The Scottish Government yesterday announced an additional £4.9m was being allocated to the health board over the next financial year in an bid to address pressures such as the rising cost of new drugs.
But union chiefs said the extra cash would do little to tackle the £70m funding gap facing the health authority.
Tom Waterson, Unison branch secretary, said while the cash pot was welcome it would do little to relieve the financial strain on NHS Lothian.
And he said health bosses needed to “look again” at their spending priorities.
“This [money] is absolutely a drop in the ocean,” he said.
“Any extra funding is welcome, but we currently have a £70m hole in our finances. I suppose every little helps, but it’s going to be extremely difficult to plug that gap.
“NHS Lothian needs to look again at the money it spends on the private sector, and they need to talk to the Scottish Government about the targets that have been set.

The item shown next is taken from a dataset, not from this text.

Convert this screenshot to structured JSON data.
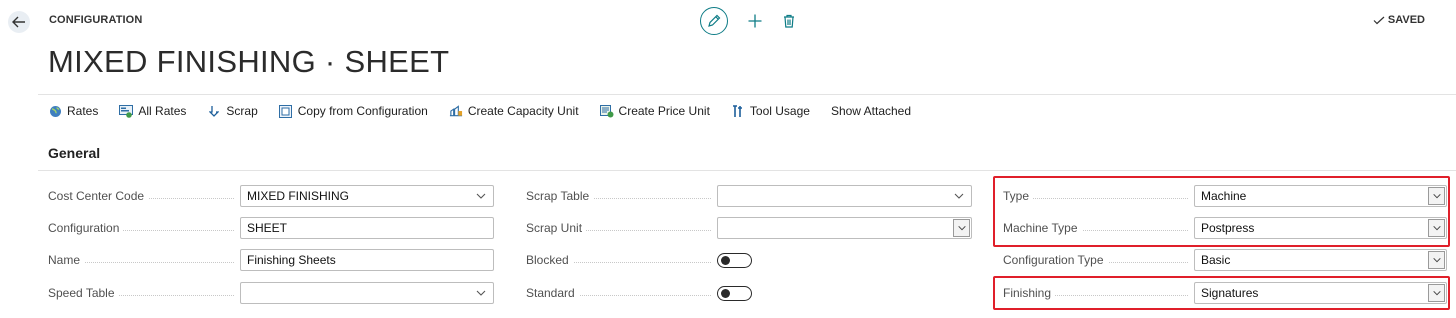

The extra cash was announced by the Health Secretary Shona Robison as part of a £65m funding package set aside for health boards across Scotland. It increases NHS Lothian’s budget by more than £37m next year.
Ms Robison insisted the “significant investment” would help alleviate the pressures facing the health service.

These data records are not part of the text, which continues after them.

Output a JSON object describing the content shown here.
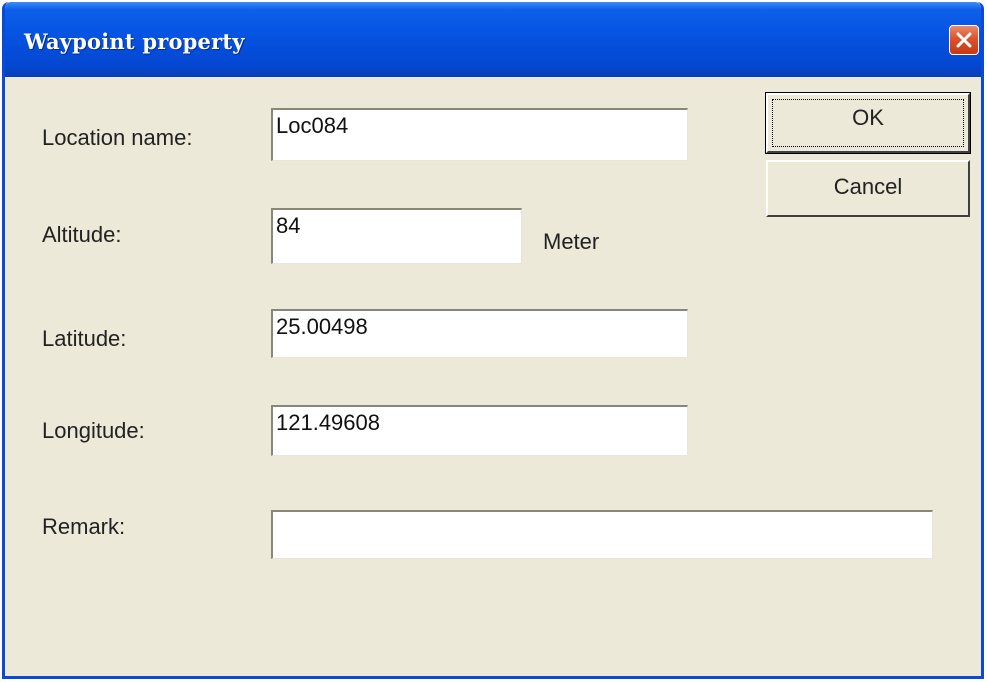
{
  "window": {
    "title": "Waypoint property",
    "colors": {
      "titlebar": "#0553e1",
      "body": "#ece9d8",
      "close_button": "#d9532c"
    }
  },
  "form": {
    "location_name": {
      "label": "Location name:",
      "value": "Loc084"
    },
    "altitude": {
      "label": "Altitude:",
      "value": "84",
      "unit": "Meter"
    },
    "latitude": {
      "label": "Latitude:",
      "value": "25.00498"
    },
    "longitude": {
      "label": "Longitude:",
      "value": "121.49608"
    },
    "remark": {
      "label": "Remark:",
      "value": ""
    }
  },
  "buttons": {
    "ok": "OK",
    "cancel": "Cancel"
  },
  "icons": {
    "close": "close-icon"
  }
}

She said: “Despite Scotland’s fiscal resource budget being slashed in real terms by ten per cent by Westminster since 2010, we’ve increased the health resource budget by 4.6 per cent in real terms.
“Our NHS services face challenges as a result of the increase in patients, with more complex illnesses, and the rising costs of new drugs.
“This significant investment of £37.7m increases the resources available and will help alleviate these pressures, ensuring our NHS can continue to deliver effective and sustainable care.”
Susan Goldsmith, director of finance at NHS Lothian, said: “Like other health boards, NHS Lothian is facing continued financial pressures in relation to the rising costs of new drugs.
“This funding will help alleviate that pressure and allow us to continue to deliver effective care to patients.”
A rising population and soaring drug prices are among the factors stretching Edinburgh’s health budget to breaking point. Last month, health leaders insisted they were hopeful the current £9.4m overspend could be clawed back – but warned drastic cost-cutting measures may be necessary to ensure patients receive the same level of care in future.